Bob Nightengale Is An All-Star Of Pearl-Clutching

Poe's Law, PED edition—Take a look at this lede, and just try to convince me this is real outrage and not a parody of concern-trolling:

Just the thought turns your stomach, doesn't it?

Well, brace yourselves: We could have a tainted player win the All-Star Game MVP Award again.

Yup, it's Bob Nightengale in USA Today, once again carrying MLB's water and trying to rile up apathetic fans into getting offended by suspected PED cheats being allowed to walk the streets like free men.

The impetus for this clarion call is that the the All-Star reserves contain four players with possible connections to the Biogenesis probe, an extravagant, clownish, legally dubious investigation where MLB always seems two steps behind the media. Nelson Cruz, Bartolo Colon, Jhonny Peralta, and Everth Cabrera (not Everth Cabrera! she exclaimed, bustling toward her fainting couch) will all be in Queens next week, selected by their peers. But if Nightengale had his druthers, the Midsummer Classic would simply be three hours of a stationary camera focused on the four in a stockade in short center.

Now, it would be ideal if MLB could announce its findings before next Tuesday's All-Star Game at New York's Citi Field, preventing any dirty player from defacing the showcase, but that's not going to happen. MLB investigators say they aren't quite done. They need more time. They aren't about to rush the process and risk a mistake just to avoid a potential embarrassment.

(Here is where we point out that the entire process is already a mistake and an embarrassment.)

Nightengale's column manages to drag in Manny Ramirez, for some reason, and the ghost of Taylor Hooton, a high school baseball player who used steroids and committed suicide, though these two things likely have nothing to do with each other. Craig Calcaterra has already detonated the misplaced pathos of that argument.

But we're forced to return to the lede. The nut. The dreadful possibility that an All-Star could end up suspended for steroids, or even worse, an ASG MVP. Like Melky Cabrera, who won last year's award, then missed 50 games.

Did you even remember that Cabrera won last year? Did it turn the entire 2013 baseball season into, as Nightengale puts it, a joke just setting up Melky as the "punch line?" Is there anybody on this planet besides Bob Nightengale who thinks the All-Star Game MVP matters in the slightest? Was Cabrera's 2-for-3 night anywhere near as artificial as MLB arbitrarily and retroactively changing its own rules to make sure he didn't win the batting crown?

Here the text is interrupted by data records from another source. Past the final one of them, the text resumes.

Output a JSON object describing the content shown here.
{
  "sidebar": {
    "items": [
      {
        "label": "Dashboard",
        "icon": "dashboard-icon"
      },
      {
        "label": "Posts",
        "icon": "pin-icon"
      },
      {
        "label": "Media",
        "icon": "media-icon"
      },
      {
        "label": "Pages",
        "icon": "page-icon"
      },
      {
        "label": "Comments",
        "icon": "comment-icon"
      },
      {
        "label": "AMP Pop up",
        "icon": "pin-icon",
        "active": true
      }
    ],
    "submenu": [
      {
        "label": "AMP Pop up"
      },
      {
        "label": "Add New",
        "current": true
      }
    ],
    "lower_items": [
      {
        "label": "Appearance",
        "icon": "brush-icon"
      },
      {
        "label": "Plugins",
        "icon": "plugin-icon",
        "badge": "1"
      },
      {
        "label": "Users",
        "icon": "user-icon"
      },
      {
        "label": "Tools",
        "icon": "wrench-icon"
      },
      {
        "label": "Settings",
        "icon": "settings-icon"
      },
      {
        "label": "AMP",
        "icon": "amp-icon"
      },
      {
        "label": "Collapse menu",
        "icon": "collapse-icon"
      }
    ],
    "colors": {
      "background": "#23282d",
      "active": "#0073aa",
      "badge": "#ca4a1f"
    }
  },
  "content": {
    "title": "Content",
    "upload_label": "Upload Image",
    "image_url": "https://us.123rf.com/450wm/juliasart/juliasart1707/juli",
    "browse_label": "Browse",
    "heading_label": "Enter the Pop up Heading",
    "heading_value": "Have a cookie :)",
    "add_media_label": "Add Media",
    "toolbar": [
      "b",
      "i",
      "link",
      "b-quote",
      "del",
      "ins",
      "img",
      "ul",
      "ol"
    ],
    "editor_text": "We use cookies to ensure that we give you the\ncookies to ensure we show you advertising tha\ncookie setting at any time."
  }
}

Maybe one of these Biogenesis 4 eventually gets suspended. But, then, maybe David Wright tests positive for Clenbuterol next week. There's a process in place, and it pretty clearly states you can't punish a player for a thing he might have done, no matter how much Bob Nightengale wants Bartolo Colon's pelt mounted in Bud Selig's den. The only possible reason for this scaremongering is to prime the pump for future outrage—remember when Jhonny Peralta had one at-bat and completely ruined our hallowed celebration of baseball?

One last note, and this one isn't Nightengale's fault, but it's a lovely coda of absurdity. The headline on his column contains an asterisk, an honest-to-god asterisk. But it's qualifying the word "players."

Nightengale: Tainted players* dull All-Star Game [USA Today]